DATA LISTING:
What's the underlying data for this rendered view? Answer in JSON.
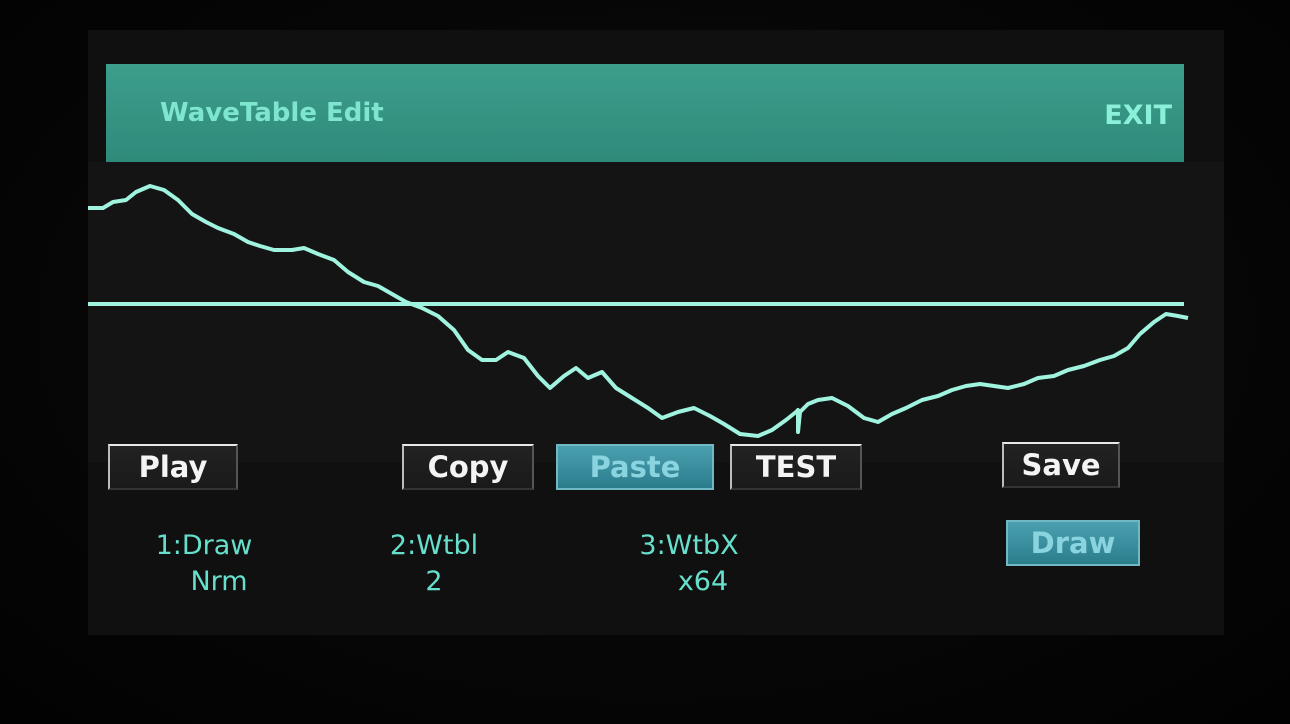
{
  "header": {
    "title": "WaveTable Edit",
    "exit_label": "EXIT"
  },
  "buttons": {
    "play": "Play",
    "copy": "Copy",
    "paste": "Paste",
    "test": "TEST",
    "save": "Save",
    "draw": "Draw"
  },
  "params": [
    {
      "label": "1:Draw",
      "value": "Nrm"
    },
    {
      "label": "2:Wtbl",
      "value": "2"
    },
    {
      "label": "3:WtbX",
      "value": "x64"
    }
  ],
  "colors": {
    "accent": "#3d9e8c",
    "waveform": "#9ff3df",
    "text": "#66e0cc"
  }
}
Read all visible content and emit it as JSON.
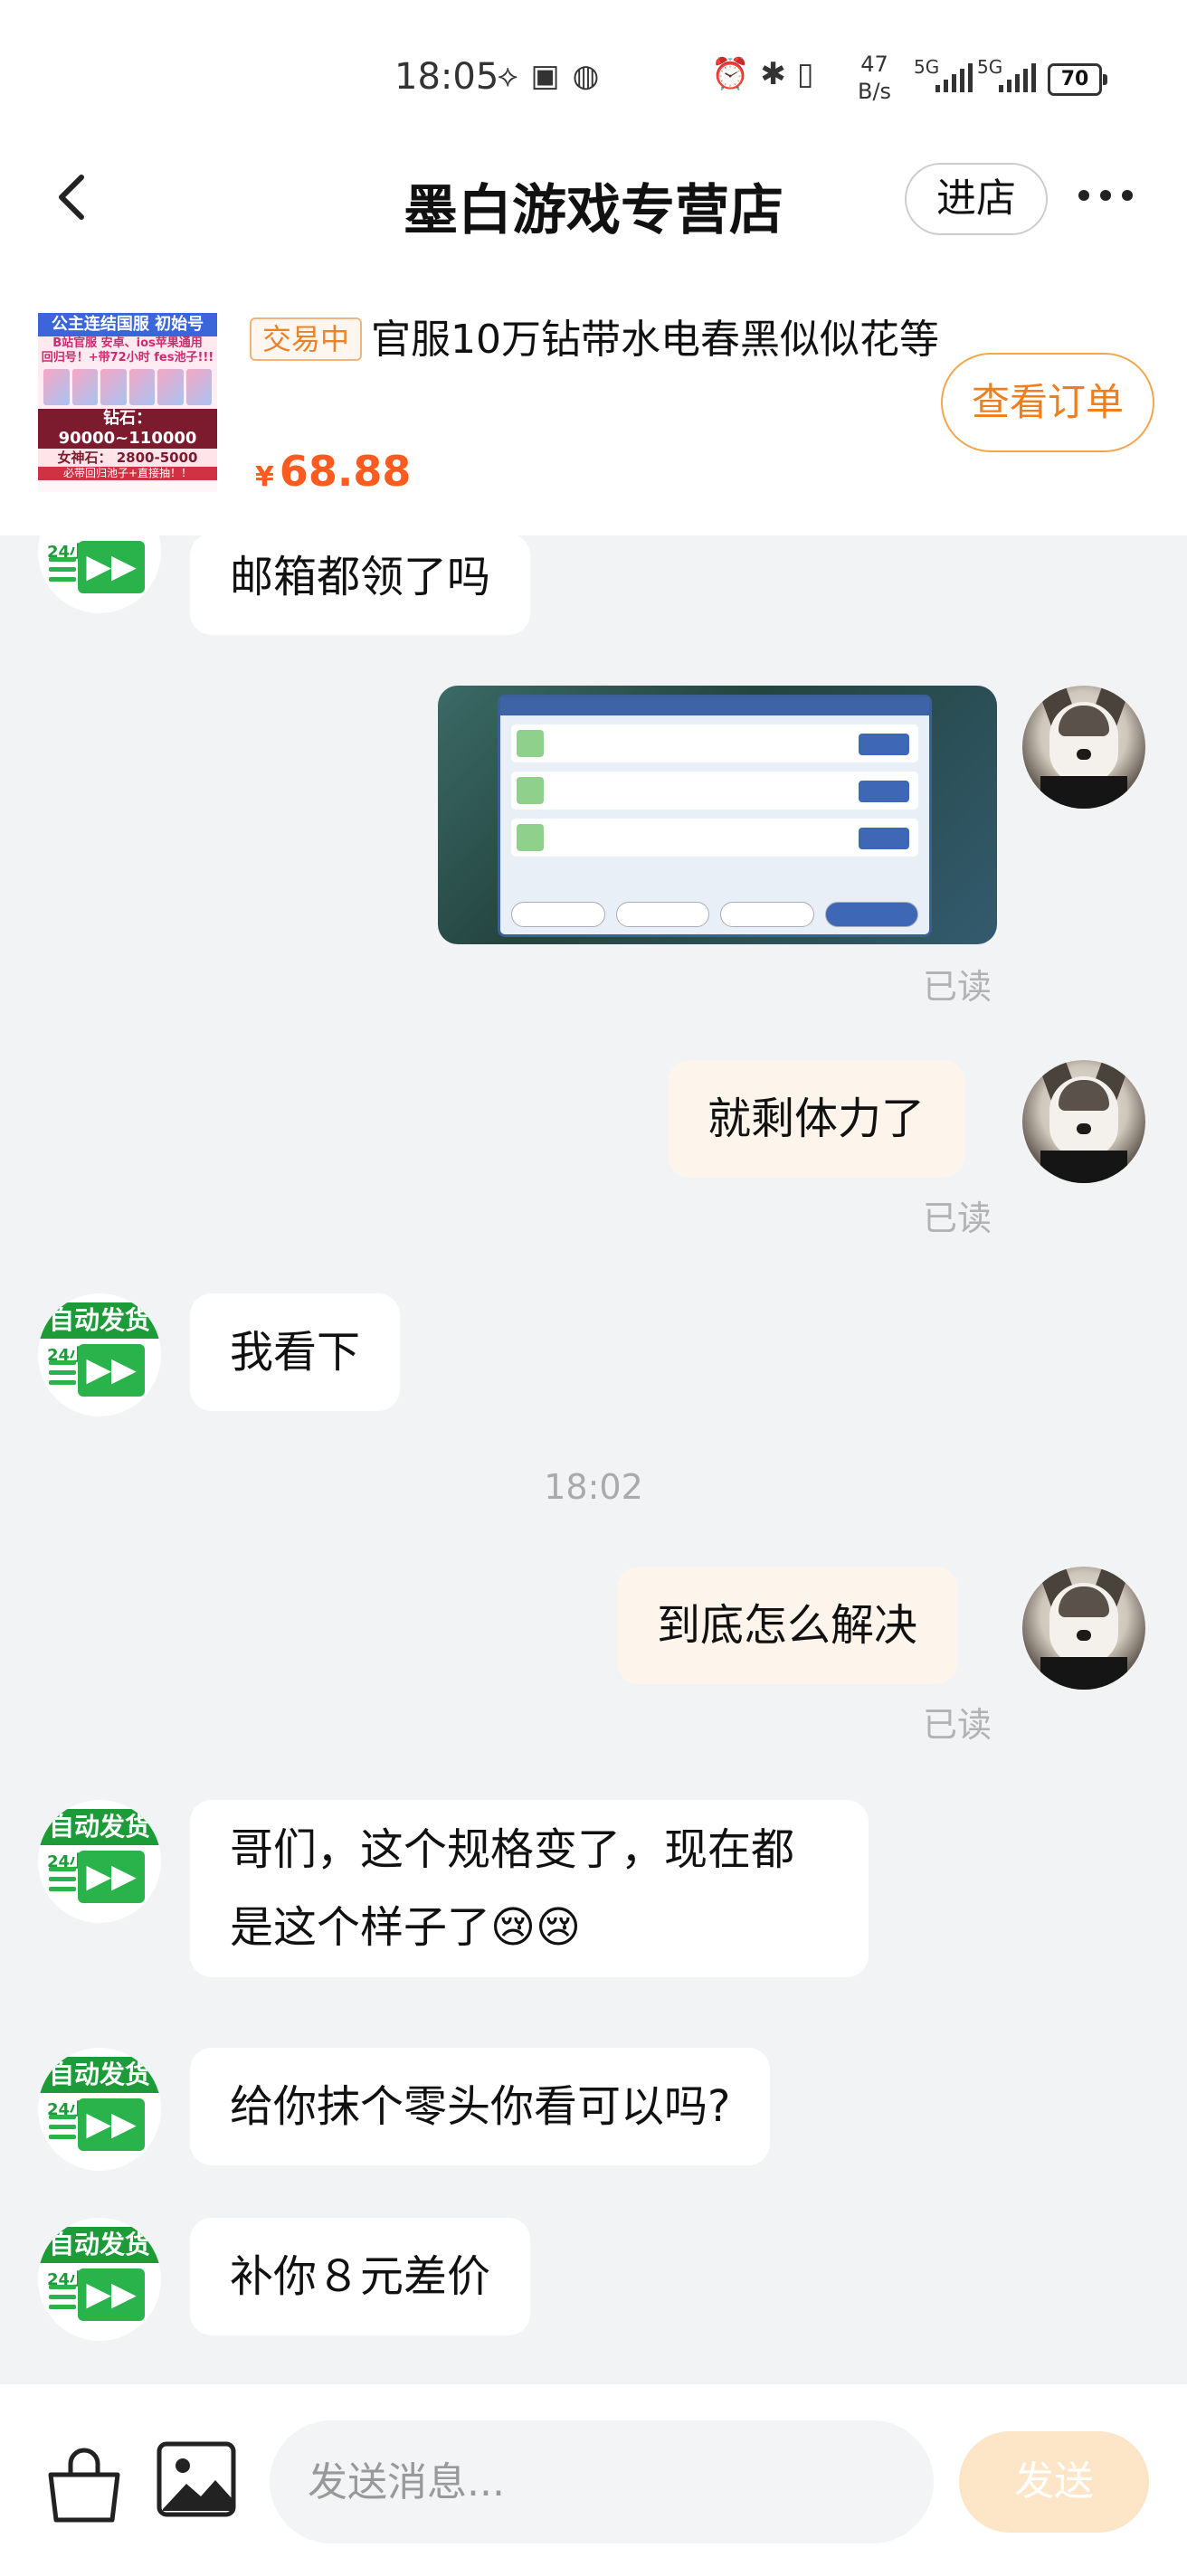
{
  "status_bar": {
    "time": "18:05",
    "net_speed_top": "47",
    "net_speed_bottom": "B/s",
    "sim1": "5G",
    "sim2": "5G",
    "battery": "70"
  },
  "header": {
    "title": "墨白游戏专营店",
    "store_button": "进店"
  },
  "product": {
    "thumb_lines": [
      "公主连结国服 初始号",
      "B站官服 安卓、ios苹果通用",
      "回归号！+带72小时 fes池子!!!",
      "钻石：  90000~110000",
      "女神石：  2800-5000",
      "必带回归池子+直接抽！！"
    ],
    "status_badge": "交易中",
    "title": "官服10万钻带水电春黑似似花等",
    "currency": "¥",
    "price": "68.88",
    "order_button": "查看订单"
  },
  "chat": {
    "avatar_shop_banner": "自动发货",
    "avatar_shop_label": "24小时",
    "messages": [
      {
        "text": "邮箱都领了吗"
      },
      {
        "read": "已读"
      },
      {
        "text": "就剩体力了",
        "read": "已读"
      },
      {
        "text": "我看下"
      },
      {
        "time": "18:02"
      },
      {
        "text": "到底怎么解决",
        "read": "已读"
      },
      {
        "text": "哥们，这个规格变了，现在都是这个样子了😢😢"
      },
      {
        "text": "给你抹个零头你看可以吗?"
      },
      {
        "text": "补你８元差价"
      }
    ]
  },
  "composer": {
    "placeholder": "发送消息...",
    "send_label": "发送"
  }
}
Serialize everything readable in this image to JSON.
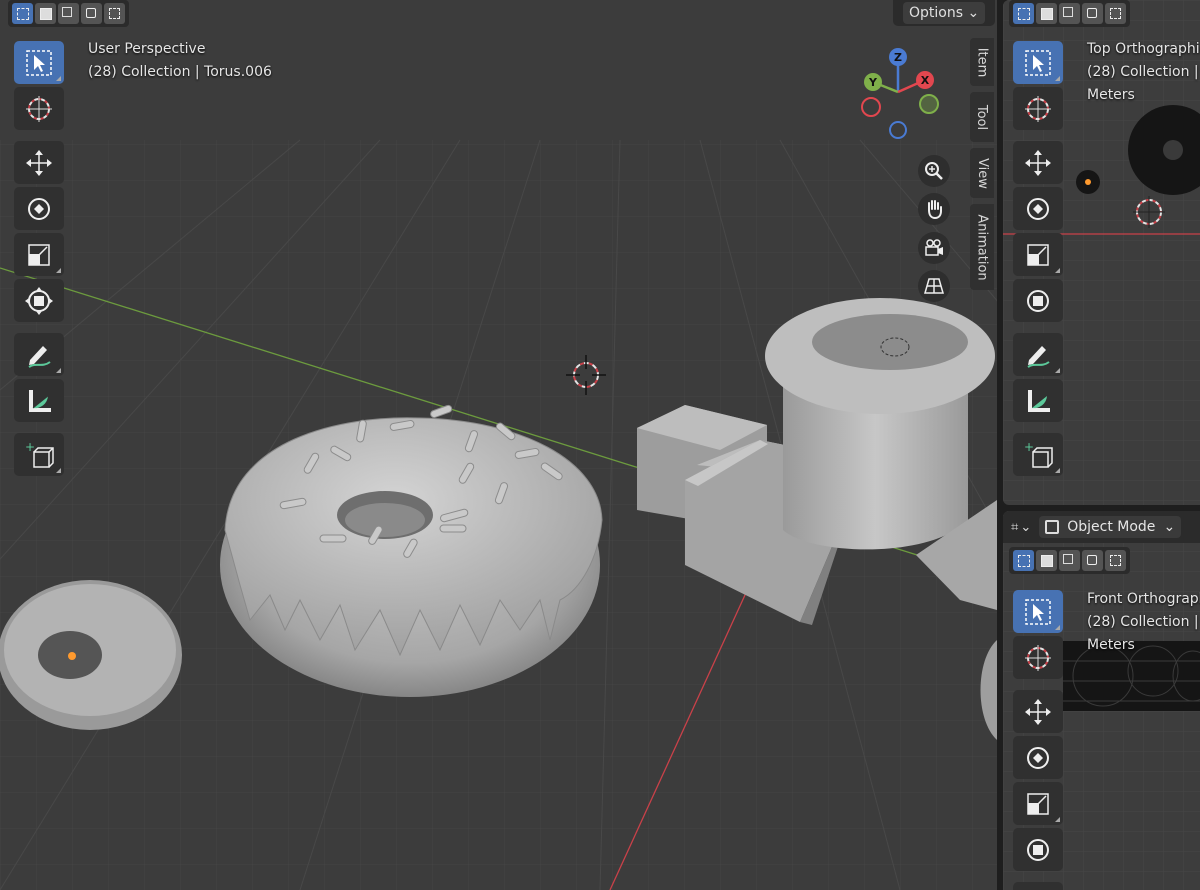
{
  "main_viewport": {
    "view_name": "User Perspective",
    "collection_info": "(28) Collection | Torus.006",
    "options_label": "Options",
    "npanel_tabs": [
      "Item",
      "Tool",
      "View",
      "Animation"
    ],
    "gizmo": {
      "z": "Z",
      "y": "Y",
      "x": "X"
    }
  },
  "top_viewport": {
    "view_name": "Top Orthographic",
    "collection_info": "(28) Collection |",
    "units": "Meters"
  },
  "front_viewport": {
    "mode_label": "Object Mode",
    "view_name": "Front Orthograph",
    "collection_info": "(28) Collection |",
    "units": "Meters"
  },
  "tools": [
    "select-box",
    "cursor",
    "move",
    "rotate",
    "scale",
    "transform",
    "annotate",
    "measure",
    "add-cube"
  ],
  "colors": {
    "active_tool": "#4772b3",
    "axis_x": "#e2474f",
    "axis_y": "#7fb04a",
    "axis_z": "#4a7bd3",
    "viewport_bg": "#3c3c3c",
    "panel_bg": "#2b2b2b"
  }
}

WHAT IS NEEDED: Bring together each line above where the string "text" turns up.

YOUR RESPONSE:
    "text": "#66e0cc"
        "text": "邮箱都领了吗"
        "text": "就剩体力了",
        "text": "我看下"
        "text": "到底怎么解决",
        "text": "哥们，这个规格变了，现在都是这个样子了😢😢"
        "text": "给你抹个零头你看可以吗?"
        "text": "补你８元差价"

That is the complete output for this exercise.